<<<<

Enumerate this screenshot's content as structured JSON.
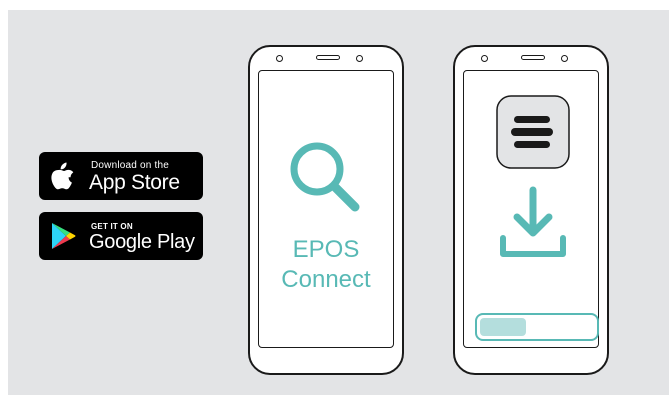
{
  "stores": {
    "apple": {
      "small_label": "Download on the",
      "big_label": "App Store",
      "icon": "apple-icon"
    },
    "google": {
      "small_label": "GET IT ON",
      "big_label": "Google Play",
      "icon": "google-play-icon"
    }
  },
  "phone_search": {
    "app_name_line1": "EPOS",
    "app_name_line2": "Connect",
    "icon": "search-icon"
  },
  "phone_install": {
    "app_icon": "epos-logo-icon",
    "download_icon": "download-icon",
    "progress": 0.4
  },
  "colors": {
    "accent": "#58b9b5",
    "progress_fill": "#b4dedd",
    "background_panel": "#e3e4e6"
  }
}
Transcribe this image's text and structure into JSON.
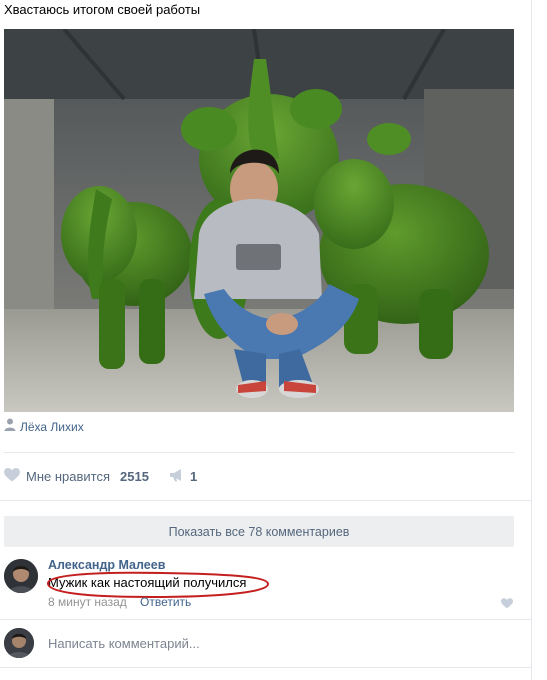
{
  "post": {
    "text": "Хвастаюсь итогом своей работы",
    "photo_alt": "photo",
    "author_name": "Лёха Лихих"
  },
  "actions": {
    "like_label": "Мне нравится",
    "like_count": "2515",
    "share_count": "1"
  },
  "comments": {
    "show_all_label": "Показать все 78 комментариев",
    "items": [
      {
        "author": "Александр Малеев",
        "text": "Мужик как настоящий получился",
        "time": "8 минут назад",
        "reply_label": "Ответить"
      }
    ]
  },
  "composer": {
    "placeholder": "Написать комментарий..."
  },
  "colors": {
    "link": "#42648b",
    "muted": "#55677d",
    "button_bg": "#edeef0",
    "divider": "#e7e8ec",
    "highlight": "#c41f1f"
  },
  "icons": {
    "author": "user-icon",
    "like": "heart-icon",
    "share": "megaphone-icon"
  }
}
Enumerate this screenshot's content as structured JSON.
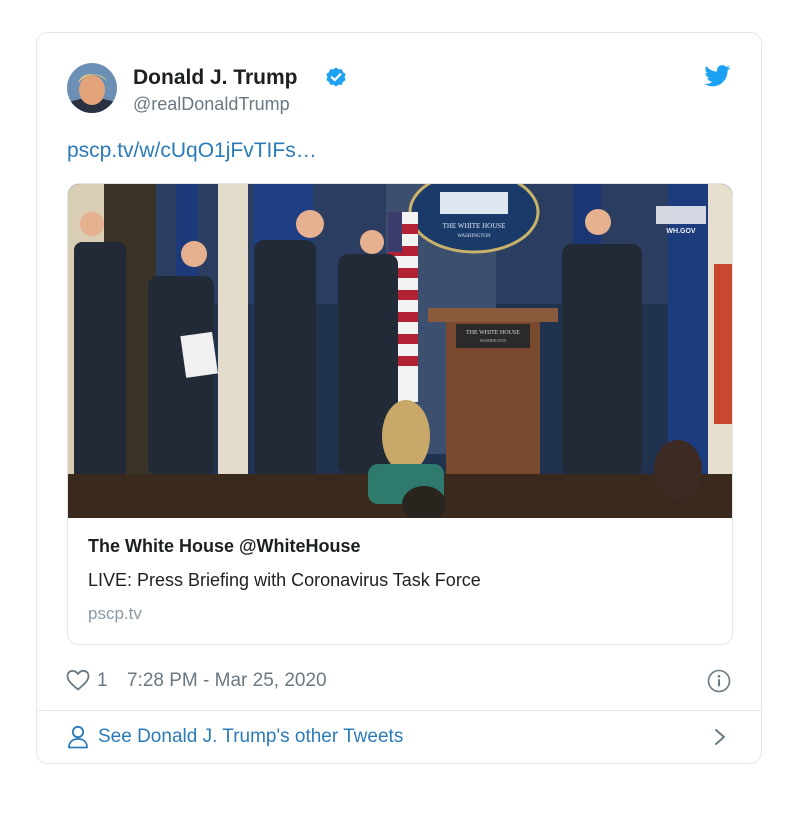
{
  "author": {
    "name": "Donald J. Trump",
    "handle": "@realDonaldTrump"
  },
  "tweet": {
    "link_text": "pscp.tv/w/cUqO1jFvTIFs…"
  },
  "media_card": {
    "title": "The White House @WhiteHouse",
    "description": "LIVE: Press Briefing with Coronavirus Task Force",
    "domain": "pscp.tv",
    "image_texts": {
      "seal_top": "THE WHITE HOUSE",
      "seal_bottom": "WASHINGTON",
      "podium_line1": "THE WHITE HOUSE",
      "podium_line2": "WASHINGTON",
      "watermark": "WH.GOV"
    }
  },
  "footer": {
    "like_count": "1",
    "timestamp": "7:28 PM - Mar 25, 2020",
    "see_more": "See Donald J. Trump's other Tweets"
  },
  "icons": {
    "brand": "twitter-bird-icon",
    "verified": "verified-badge-icon",
    "like": "heart-icon",
    "info": "info-icon",
    "profile": "person-icon",
    "more": "chevron-right-icon"
  },
  "colors": {
    "accent": "#1da1f2",
    "link": "#2b7bb9",
    "muted": "#697882",
    "border": "#e1e8ed"
  }
}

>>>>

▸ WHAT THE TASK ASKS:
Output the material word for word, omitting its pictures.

▸ RESPONSE:
Enumerate this screenshot's content as structured JSON.
{
  "stores": {
    "apple": {
      "small_label": "Download on the",
      "big_label": "App Store",
      "icon": "apple-icon"
    },
    "google": {
      "small_label": "GET IT ON",
      "big_label": "Google Play",
      "icon": "google-play-icon"
    }
  },
  "phone_search": {
    "app_name_line1": "EPOS",
    "app_name_line2": "Connect",
    "icon": "search-icon"
  },
  "phone_install": {
    "app_icon": "epos-logo-icon",
    "download_icon": "download-icon",
    "progress": 0.4
  },
  "colors": {
    "accent": "#58b9b5",
    "progress_fill": "#b4dedd",
    "background_panel": "#e3e4e6"
  }
}
Transcribe this image's text and structure into JSON.
{
  "post": {
    "text": "Хвастаюсь итогом своей работы",
    "photo_alt": "photo",
    "author_name": "Лёха Лихих"
  },
  "actions": {
    "like_label": "Мне нравится",
    "like_count": "2515",
    "share_count": "1"
  },
  "comments": {
    "show_all_label": "Показать все 78 комментариев",
    "items": [
      {
        "author": "Александр Малеев",
        "text": "Мужик как настоящий получился",
        "time": "8 минут назад",
        "reply_label": "Ответить"
      }
    ]
  },
  "composer": {
    "placeholder": "Написать комментарий..."
  },
  "colors": {
    "link": "#42648b",
    "muted": "#55677d",
    "button_bg": "#edeef0",
    "divider": "#e7e8ec",
    "highlight": "#c41f1f"
  },
  "icons": {
    "author": "user-icon",
    "like": "heart-icon",
    "share": "megaphone-icon"
  }
}
Enumerate this screenshot's content as structured JSON.
{
  "author": {
    "name": "Donald J. Trump",
    "handle": "@realDonaldTrump"
  },
  "tweet": {
    "link_text": "pscp.tv/w/cUqO1jFvTIFs…"
  },
  "media_card": {
    "title": "The White House @WhiteHouse",
    "description": "LIVE: Press Briefing with Coronavirus Task Force",
    "domain": "pscp.tv",
    "image_texts": {
      "seal_top": "THE WHITE HOUSE",
      "seal_bottom": "WASHINGTON",
      "podium_line1": "THE WHITE HOUSE",
      "podium_line2": "WASHINGTON",
      "watermark": "WH.GOV"
    }
  },
  "footer": {
    "like_count": "1",
    "timestamp": "7:28 PM - Mar 25, 2020",
    "see_more": "See Donald J. Trump's other Tweets"
  },
  "icons": {
    "brand": "twitter-bird-icon",
    "verified": "verified-badge-icon",
    "like": "heart-icon",
    "info": "info-icon",
    "profile": "person-icon",
    "more": "chevron-right-icon"
  },
  "colors": {
    "accent": "#1da1f2",
    "link": "#2b7bb9",
    "muted": "#697882",
    "border": "#e1e8ed"
  }
}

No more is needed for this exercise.